◆ **YOUR TASK**
Extract each line holding the word "Текст" from the entries.

[Items from a data source]
________
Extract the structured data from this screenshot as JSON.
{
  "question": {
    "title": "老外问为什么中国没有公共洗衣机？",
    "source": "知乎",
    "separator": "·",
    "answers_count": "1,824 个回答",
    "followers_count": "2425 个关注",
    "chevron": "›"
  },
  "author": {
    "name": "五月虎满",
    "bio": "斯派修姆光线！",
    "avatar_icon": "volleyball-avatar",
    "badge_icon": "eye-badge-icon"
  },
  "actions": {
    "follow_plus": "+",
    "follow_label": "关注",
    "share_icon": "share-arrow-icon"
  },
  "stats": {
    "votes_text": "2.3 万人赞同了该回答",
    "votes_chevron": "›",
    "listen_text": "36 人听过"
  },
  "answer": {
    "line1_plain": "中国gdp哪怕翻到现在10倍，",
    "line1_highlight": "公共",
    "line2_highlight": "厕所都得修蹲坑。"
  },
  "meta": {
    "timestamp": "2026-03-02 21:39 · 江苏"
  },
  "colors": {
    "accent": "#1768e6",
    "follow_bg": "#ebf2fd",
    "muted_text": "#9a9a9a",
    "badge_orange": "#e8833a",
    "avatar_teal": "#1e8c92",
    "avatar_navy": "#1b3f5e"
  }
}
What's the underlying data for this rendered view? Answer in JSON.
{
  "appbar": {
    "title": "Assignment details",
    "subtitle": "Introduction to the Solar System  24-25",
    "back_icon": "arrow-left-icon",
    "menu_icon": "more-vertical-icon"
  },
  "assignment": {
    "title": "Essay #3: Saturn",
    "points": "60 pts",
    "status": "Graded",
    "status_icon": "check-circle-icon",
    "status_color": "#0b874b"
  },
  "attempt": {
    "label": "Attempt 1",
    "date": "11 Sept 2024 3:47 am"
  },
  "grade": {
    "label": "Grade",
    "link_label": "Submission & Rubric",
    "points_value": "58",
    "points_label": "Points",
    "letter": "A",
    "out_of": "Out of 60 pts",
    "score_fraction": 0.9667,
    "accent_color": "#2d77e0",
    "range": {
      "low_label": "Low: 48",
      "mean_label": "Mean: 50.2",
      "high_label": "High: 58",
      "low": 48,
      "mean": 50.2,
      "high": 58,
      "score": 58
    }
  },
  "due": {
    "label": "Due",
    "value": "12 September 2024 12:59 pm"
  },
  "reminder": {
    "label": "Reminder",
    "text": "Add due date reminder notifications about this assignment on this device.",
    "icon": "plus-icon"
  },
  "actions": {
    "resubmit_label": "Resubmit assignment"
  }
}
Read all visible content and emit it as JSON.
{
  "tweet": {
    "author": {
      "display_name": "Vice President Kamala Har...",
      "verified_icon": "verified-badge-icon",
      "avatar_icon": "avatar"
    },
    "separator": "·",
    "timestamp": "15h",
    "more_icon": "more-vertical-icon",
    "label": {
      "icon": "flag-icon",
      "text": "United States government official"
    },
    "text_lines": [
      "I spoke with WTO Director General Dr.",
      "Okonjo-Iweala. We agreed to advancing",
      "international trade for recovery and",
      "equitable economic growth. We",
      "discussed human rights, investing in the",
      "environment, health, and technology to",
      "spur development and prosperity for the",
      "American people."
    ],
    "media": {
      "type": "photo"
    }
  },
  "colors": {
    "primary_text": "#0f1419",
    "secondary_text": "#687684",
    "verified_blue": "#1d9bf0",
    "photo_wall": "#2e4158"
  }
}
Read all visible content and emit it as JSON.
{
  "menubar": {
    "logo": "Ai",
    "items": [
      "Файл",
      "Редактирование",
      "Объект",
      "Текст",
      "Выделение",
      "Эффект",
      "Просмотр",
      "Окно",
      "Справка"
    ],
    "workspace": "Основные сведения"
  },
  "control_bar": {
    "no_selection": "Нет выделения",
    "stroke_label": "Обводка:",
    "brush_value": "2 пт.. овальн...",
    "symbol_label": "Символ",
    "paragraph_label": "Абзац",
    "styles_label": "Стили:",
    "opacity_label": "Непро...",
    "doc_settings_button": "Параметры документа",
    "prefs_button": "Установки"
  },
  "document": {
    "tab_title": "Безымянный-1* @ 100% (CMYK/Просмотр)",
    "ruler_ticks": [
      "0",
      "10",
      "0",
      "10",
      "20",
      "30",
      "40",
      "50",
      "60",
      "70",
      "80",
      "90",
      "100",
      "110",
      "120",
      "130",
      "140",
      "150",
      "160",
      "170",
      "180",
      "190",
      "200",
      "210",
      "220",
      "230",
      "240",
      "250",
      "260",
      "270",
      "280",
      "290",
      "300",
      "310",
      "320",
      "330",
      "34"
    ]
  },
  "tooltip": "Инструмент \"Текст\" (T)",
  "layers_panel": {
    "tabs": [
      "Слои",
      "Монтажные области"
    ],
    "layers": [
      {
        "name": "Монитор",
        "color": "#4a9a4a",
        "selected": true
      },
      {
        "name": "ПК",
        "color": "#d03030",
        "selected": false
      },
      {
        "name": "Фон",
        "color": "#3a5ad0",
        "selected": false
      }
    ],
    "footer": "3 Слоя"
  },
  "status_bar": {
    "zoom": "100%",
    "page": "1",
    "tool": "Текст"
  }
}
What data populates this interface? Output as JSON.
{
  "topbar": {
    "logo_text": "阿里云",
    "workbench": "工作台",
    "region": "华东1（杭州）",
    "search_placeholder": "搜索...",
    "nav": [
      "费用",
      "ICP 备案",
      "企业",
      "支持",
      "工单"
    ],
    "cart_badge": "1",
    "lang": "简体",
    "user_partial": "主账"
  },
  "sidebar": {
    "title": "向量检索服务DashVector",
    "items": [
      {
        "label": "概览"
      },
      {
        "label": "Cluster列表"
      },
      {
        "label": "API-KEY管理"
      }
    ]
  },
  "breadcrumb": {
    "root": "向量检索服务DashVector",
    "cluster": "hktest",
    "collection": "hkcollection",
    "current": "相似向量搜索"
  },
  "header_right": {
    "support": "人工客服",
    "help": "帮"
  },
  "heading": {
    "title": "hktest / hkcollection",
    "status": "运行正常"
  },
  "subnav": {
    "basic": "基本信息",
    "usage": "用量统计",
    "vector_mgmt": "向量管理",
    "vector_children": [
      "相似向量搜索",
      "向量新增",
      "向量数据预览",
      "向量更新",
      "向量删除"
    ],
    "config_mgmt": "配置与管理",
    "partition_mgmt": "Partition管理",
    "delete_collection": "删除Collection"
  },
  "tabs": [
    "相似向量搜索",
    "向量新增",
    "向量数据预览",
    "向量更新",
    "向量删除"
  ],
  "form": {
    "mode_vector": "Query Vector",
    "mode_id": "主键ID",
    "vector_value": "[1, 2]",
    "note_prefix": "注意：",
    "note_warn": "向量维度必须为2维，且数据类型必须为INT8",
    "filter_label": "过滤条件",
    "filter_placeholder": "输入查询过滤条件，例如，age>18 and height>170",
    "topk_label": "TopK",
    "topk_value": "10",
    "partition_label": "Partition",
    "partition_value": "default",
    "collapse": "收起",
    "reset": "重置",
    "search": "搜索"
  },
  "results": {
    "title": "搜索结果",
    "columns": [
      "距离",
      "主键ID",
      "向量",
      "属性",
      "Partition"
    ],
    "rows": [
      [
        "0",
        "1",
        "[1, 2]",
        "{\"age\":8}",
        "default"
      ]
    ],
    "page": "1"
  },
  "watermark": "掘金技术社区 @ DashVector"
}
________
◆ **OUTPUT OF THE EXERCISE**
      "Текст",
  "tooltip": "Инструмент \"Текст\" (T)",
    "tool": "Текст"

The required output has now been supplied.